Exercise: Pictures are to be left out; everything else in the records must be repeated exactly.

Record set:
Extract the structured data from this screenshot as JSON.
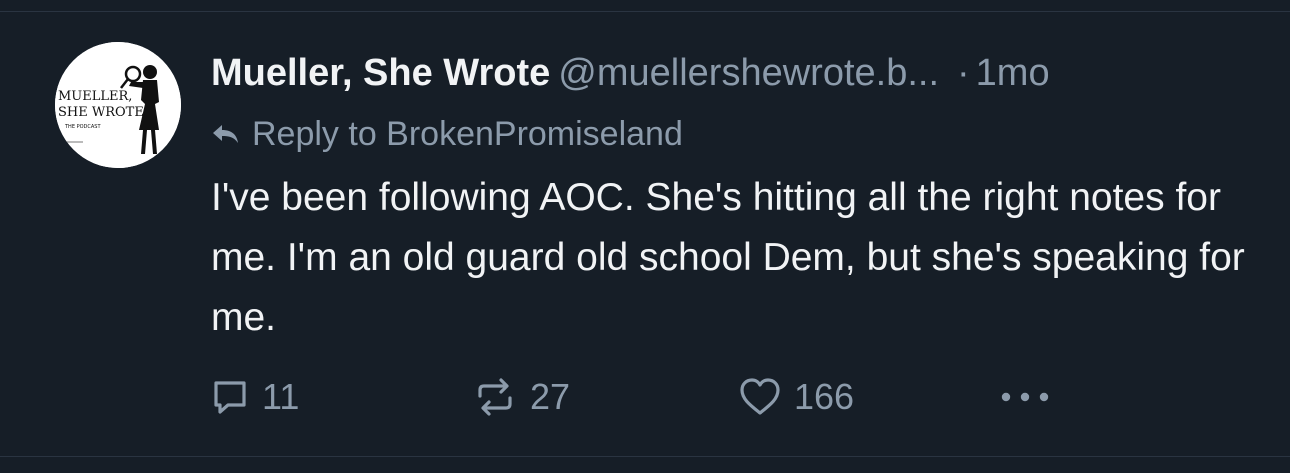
{
  "post": {
    "author": {
      "display_name": "Mueller, She Wrote",
      "handle": "@muellershewrote.b...",
      "avatar_text": [
        "MUELLER,",
        "SHE WROTE",
        "THE PODCAST"
      ]
    },
    "separator": "·",
    "timestamp": "1mo",
    "reply_label": "Reply to BrokenPromiseland",
    "text": "I've been following AOC. She's hitting all the right notes for me. I'm an old guard old school Dem, but she's speaking for me."
  },
  "actions": {
    "reply_count": "11",
    "repost_count": "27",
    "like_count": "166",
    "reply_icon": "comment-icon",
    "repost_icon": "repost-icon",
    "like_icon": "heart-icon",
    "more_icon": "more-icon"
  },
  "colors": {
    "background": "#161e27",
    "text_primary": "#f1f3f5",
    "text_secondary": "#8c9bab",
    "divider": "#2a3441"
  }
}
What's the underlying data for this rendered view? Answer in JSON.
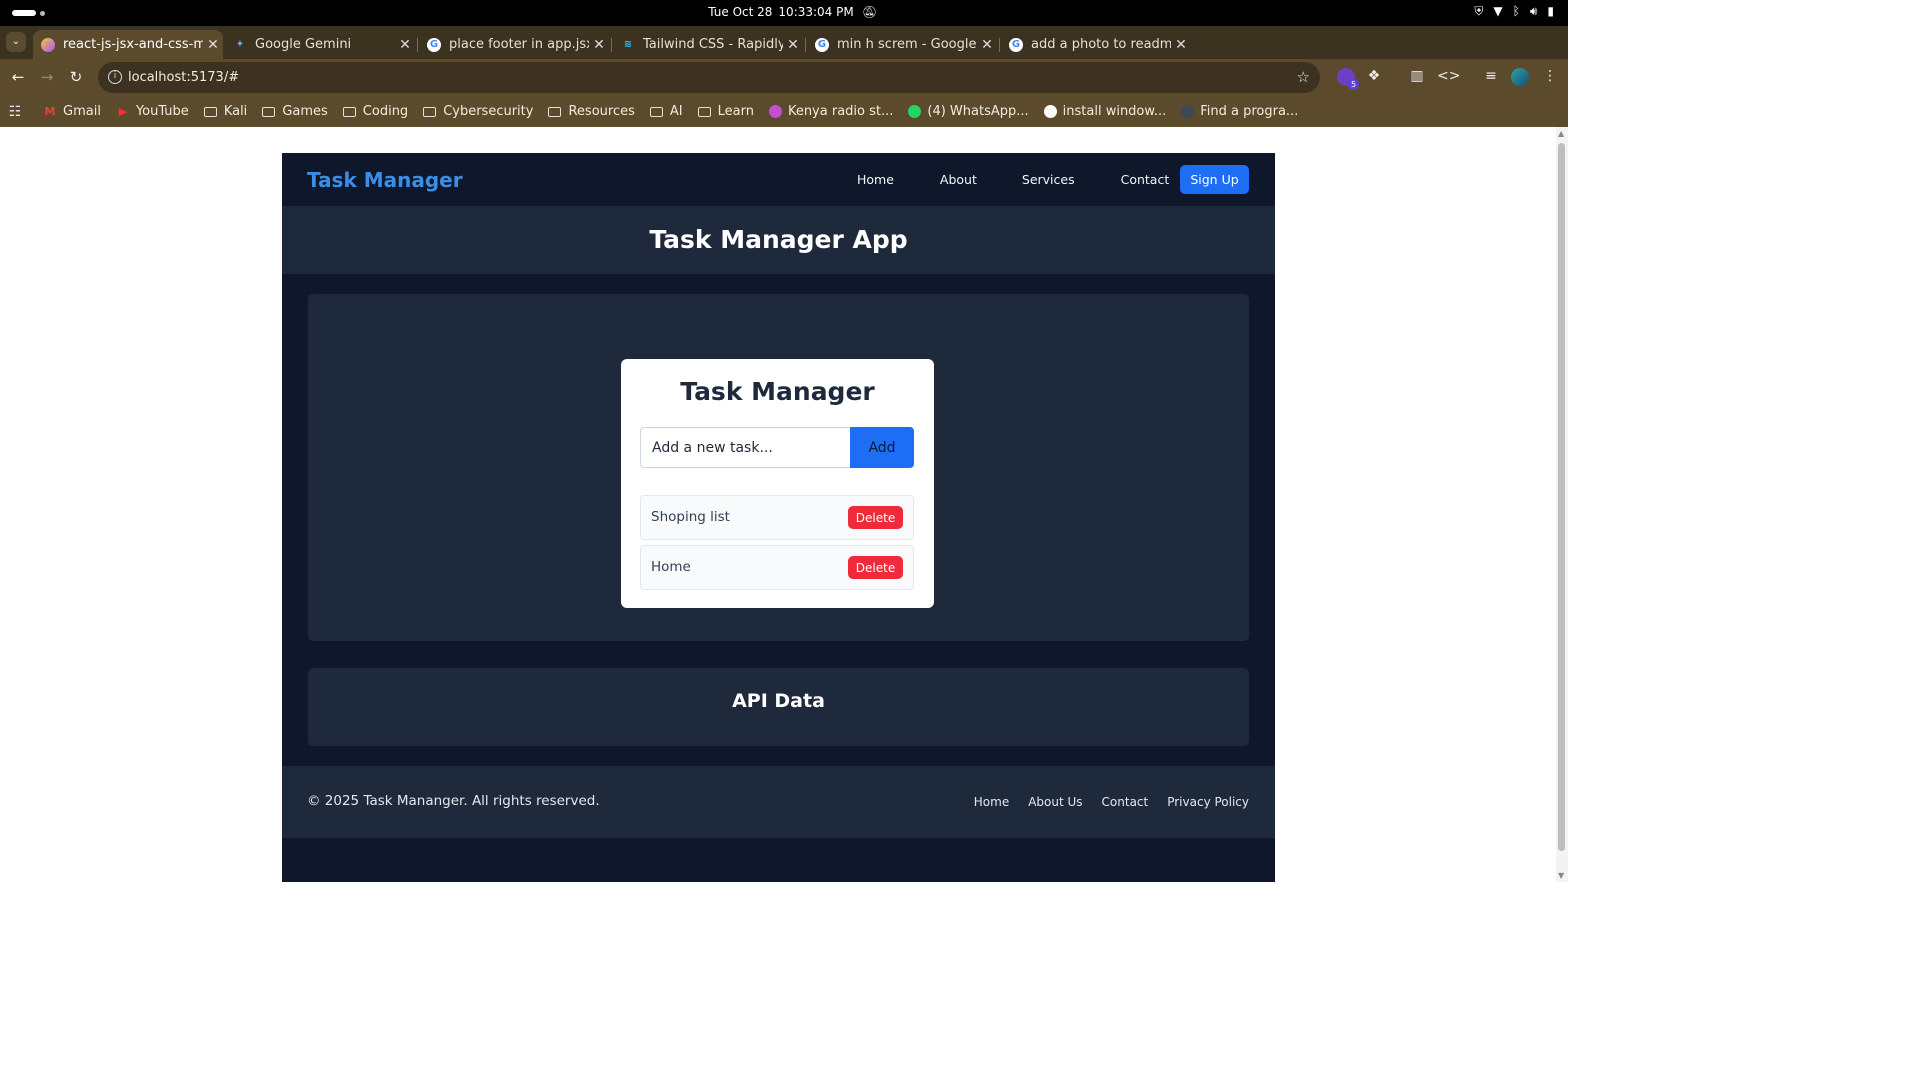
{
  "system": {
    "date": "Tue Oct 28",
    "time": "10:33:04 PM"
  },
  "tabs": [
    {
      "title": "react-js-jsx-and-css-mas",
      "active": true
    },
    {
      "title": "Google Gemini"
    },
    {
      "title": "place footer in app.jsx -"
    },
    {
      "title": "Tailwind CSS - Rapidly b"
    },
    {
      "title": "min h screm - Google S"
    },
    {
      "title": "add a photo to readme"
    }
  ],
  "address_bar": {
    "url": "localhost:5173/#"
  },
  "extensions": {
    "badge_count": "5"
  },
  "bookmarks": [
    {
      "label": "Gmail",
      "icon": "gmail-icon"
    },
    {
      "label": "YouTube",
      "icon": "youtube-icon"
    },
    {
      "label": "Kali",
      "icon": "folder-icon"
    },
    {
      "label": "Games",
      "icon": "folder-icon"
    },
    {
      "label": "Coding",
      "icon": "folder-icon"
    },
    {
      "label": "Cybersecurity",
      "icon": "folder-icon"
    },
    {
      "label": "Resources",
      "icon": "folder-icon"
    },
    {
      "label": "AI",
      "icon": "folder-icon"
    },
    {
      "label": "Learn",
      "icon": "folder-icon"
    },
    {
      "label": "Kenya radio st...",
      "icon": "radio-icon"
    },
    {
      "label": "(4) WhatsApp...",
      "icon": "whatsapp-icon"
    },
    {
      "label": "install window...",
      "icon": "google-icon"
    },
    {
      "label": "Find a progra...",
      "icon": "app-icon"
    }
  ],
  "app": {
    "brand": "Task Manager",
    "nav": [
      "Home",
      "About",
      "Services",
      "Contact"
    ],
    "signup_label": "Sign Up",
    "header_title": "Task Manager App",
    "card_title": "Task Manager",
    "input_placeholder": "Add a new task...",
    "add_label": "Add",
    "tasks": [
      {
        "name": "Shoping list",
        "action": "Delete"
      },
      {
        "name": "Home",
        "action": "Delete"
      }
    ],
    "api_title": "API Data",
    "footer_copy": "© 2025 Task Mananger. All rights reserved.",
    "footer_links": [
      "Home",
      "About Us",
      "Contact",
      "Privacy Policy"
    ]
  },
  "colors": {
    "accent_blue": "#1d6ef5",
    "brand_blue": "#3b8ee8",
    "delete_red": "#ef2b3b",
    "app_bg": "#0f172a",
    "panel_bg": "#1e293b",
    "browser_frame": "#5b4a2c"
  }
}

Result of this task:
Extract the structured data from this screenshot as JSON.
{
  "post": {
    "author": {
      "display_name": "Mueller, She Wrote",
      "handle": "@muellershewrote.b...",
      "avatar_text": [
        "MUELLER,",
        "SHE WROTE",
        "THE PODCAST"
      ]
    },
    "separator": "·",
    "timestamp": "1mo",
    "reply_label": "Reply to BrokenPromiseland",
    "text": "I've been following AOC. She's hitting all the right notes for me. I'm an old guard old school Dem, but she's speaking for me."
  },
  "actions": {
    "reply_count": "11",
    "repost_count": "27",
    "like_count": "166",
    "reply_icon": "comment-icon",
    "repost_icon": "repost-icon",
    "like_icon": "heart-icon",
    "more_icon": "more-icon"
  },
  "colors": {
    "background": "#161e27",
    "text_primary": "#f1f3f5",
    "text_secondary": "#8c9bab",
    "divider": "#2a3441"
  }
}
What's the underlying data for this rendered view? Answer in JSON.
{
  "system": {
    "date": "Tue Oct 28",
    "time": "10:33:04 PM"
  },
  "tabs": [
    {
      "title": "react-js-jsx-and-css-mas",
      "active": true
    },
    {
      "title": "Google Gemini"
    },
    {
      "title": "place footer in app.jsx -"
    },
    {
      "title": "Tailwind CSS - Rapidly b"
    },
    {
      "title": "min h screm - Google S"
    },
    {
      "title": "add a photo to readme"
    }
  ],
  "address_bar": {
    "url": "localhost:5173/#"
  },
  "extensions": {
    "badge_count": "5"
  },
  "bookmarks": [
    {
      "label": "Gmail",
      "icon": "gmail-icon"
    },
    {
      "label": "YouTube",
      "icon": "youtube-icon"
    },
    {
      "label": "Kali",
      "icon": "folder-icon"
    },
    {
      "label": "Games",
      "icon": "folder-icon"
    },
    {
      "label": "Coding",
      "icon": "folder-icon"
    },
    {
      "label": "Cybersecurity",
      "icon": "folder-icon"
    },
    {
      "label": "Resources",
      "icon": "folder-icon"
    },
    {
      "label": "AI",
      "icon": "folder-icon"
    },
    {
      "label": "Learn",
      "icon": "folder-icon"
    },
    {
      "label": "Kenya radio st...",
      "icon": "radio-icon"
    },
    {
      "label": "(4) WhatsApp...",
      "icon": "whatsapp-icon"
    },
    {
      "label": "install window...",
      "icon": "google-icon"
    },
    {
      "label": "Find a progra...",
      "icon": "app-icon"
    }
  ],
  "app": {
    "brand": "Task Manager",
    "nav": [
      "Home",
      "About",
      "Services",
      "Contact"
    ],
    "signup_label": "Sign Up",
    "header_title": "Task Manager App",
    "card_title": "Task Manager",
    "input_placeholder": "Add a new task...",
    "add_label": "Add",
    "tasks": [
      {
        "name": "Shoping list",
        "action": "Delete"
      },
      {
        "name": "Home",
        "action": "Delete"
      }
    ],
    "api_title": "API Data",
    "footer_copy": "© 2025 Task Mananger. All rights reserved.",
    "footer_links": [
      "Home",
      "About Us",
      "Contact",
      "Privacy Policy"
    ]
  },
  "colors": {
    "accent_blue": "#1d6ef5",
    "brand_blue": "#3b8ee8",
    "delete_red": "#ef2b3b",
    "app_bg": "#0f172a",
    "panel_bg": "#1e293b",
    "browser_frame": "#5b4a2c"
  }
}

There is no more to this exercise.